A guitar teacher can provide you with many good opportunities that you can't do on your own. The traditional method is to sign a contract with a guitar teacher and start classes, but many guitarists, including some very famous guitarists, are completely self-taught. Whether you choose a guitar course depends largely on your goals as a musician and the path you are going to take.

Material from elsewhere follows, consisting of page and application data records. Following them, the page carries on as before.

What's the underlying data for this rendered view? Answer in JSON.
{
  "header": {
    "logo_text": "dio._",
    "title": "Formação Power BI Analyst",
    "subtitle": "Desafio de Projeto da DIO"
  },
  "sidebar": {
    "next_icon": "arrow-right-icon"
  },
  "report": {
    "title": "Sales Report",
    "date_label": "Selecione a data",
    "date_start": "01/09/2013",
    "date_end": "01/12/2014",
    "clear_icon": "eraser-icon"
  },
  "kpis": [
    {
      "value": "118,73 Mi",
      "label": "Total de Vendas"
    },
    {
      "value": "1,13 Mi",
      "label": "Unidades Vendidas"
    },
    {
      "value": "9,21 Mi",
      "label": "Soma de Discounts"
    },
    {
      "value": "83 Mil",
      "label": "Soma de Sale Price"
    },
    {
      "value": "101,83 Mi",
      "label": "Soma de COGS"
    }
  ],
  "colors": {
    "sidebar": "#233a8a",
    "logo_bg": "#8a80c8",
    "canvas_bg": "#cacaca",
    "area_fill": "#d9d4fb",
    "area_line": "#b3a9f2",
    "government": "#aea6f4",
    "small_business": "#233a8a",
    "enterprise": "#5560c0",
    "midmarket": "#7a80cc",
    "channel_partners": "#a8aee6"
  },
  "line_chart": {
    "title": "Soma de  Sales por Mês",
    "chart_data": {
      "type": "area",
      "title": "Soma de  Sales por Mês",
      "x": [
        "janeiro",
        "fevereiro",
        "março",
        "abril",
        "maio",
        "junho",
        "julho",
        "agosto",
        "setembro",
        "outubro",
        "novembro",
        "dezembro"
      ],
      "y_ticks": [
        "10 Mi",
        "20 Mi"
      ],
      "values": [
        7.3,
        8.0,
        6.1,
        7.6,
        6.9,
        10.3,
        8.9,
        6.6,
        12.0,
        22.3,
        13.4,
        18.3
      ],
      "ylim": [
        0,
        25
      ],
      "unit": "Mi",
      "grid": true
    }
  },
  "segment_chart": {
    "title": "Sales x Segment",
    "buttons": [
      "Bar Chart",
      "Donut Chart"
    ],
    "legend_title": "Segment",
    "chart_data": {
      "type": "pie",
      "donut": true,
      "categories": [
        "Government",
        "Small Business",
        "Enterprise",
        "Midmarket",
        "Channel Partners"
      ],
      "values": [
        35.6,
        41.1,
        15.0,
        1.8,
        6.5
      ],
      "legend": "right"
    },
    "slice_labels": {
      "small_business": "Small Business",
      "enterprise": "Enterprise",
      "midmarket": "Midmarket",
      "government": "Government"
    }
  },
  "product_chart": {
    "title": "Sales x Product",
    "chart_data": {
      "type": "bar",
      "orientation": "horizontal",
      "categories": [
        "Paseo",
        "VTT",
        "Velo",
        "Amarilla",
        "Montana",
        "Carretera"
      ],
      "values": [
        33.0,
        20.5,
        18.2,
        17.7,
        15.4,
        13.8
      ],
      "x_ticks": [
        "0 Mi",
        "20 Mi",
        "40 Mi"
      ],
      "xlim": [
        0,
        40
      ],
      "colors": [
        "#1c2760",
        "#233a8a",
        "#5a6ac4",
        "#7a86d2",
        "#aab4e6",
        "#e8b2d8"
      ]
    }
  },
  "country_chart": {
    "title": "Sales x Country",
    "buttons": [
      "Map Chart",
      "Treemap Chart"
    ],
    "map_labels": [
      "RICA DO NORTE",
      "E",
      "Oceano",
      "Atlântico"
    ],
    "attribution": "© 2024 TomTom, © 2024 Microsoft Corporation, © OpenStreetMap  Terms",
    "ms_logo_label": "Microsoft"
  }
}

From a musician's point of view, it is definitely worth learning about guitar, but that is everyone's own business, and in order to truly answer the question, you need to explore the inner reasons why you want to learn. The reason so many people just study and play guitar their whole life is because it is a very rewarding hobby. I love playing the guitar, but I understand that this is not the instrument that suits everyone, it largely depends on what you like to listen to, what you want from the music and what you are naturally inclined to. I am in no way advising you to play only one guitar, but playing only a high quality guitar instead of trying many brands will create a close relationship with it and also help you get to know your instrument better.
If you're just the guitarist in the bedroom, acoustic and electric guitars do most of the work. Usually two or three guitars should fully satisfy your playing needs. Electric, acoustic and classical guitars are enough to satisfy your needs. You may want a hundred guitars, but in reality, you won't be playing more than three guitars on a regular basis.

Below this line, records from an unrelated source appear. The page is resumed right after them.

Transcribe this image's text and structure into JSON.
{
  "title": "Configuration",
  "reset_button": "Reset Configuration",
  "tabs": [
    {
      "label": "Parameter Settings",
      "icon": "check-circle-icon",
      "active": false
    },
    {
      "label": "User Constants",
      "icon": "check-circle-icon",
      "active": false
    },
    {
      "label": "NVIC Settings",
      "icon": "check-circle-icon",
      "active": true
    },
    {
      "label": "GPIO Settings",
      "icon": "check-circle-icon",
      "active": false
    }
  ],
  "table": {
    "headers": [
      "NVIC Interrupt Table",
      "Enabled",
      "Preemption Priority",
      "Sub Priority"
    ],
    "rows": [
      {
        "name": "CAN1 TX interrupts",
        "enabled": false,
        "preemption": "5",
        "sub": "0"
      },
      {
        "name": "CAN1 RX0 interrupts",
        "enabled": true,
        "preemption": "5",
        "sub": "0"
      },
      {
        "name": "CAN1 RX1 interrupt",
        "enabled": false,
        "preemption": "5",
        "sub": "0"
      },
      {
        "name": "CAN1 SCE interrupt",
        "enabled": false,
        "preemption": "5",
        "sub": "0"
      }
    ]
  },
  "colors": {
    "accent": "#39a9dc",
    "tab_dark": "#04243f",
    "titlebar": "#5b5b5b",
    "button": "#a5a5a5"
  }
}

Of course, if you are just a humble guitarist and just like to play your guitar, then you don't need to prepare a lot of guitars for yourself. You need an electric guitar to play rock, pop, metal, and other types of music that usually rely on the sound of an electric guitar. If you like a very loud, distorted sound, you can choose an electric guitar. In addition, if you like to play outdoors, you definitely need an acoustic guitar.
If you like AC / DC, Green Day or Foo Fighters, you really need an electric guitar to get the sound you want. So, if you want to throw a party and play some of your favorite tunes, an acoustic guitar is perfect. Acoustic guitars are great for beginners because they are simple, easy to use, and have everything you need to get started.
The key feature a beginner needs is a well-configured and easy-to-use guitar, but you don't have to spend too much money to get the best sound quality. Higher level guitars will only sound better when your playing has advanced to a level where you can play well enough. The type of guitar you are supposed to learn should match the type of music you want to play.
Both classical guitar and jazz guitar require very in-depth knowledge of music theory. You will need to learn how to read sheet music, in many cases through the eyes, and you will need to be able to learn new sheet music quickly.
Playing alone as an aspiring guitarist can be challenging because you can't follow the roadmap throughout the entire musical process provided by the instructor. If you really want to learn how to play the guitar, please promise to complete the initial stage. It seems almost impossible to learn guitar at that time. The first 6 months of learning to play guitar are the basics. Statistics show that if other people can play guitar at 6 months, they are more likely to continue playing guitar for life, so the first 6 months is actually the most important time. Take a few weeks or months of guitar lessons until you are sure you want to continue.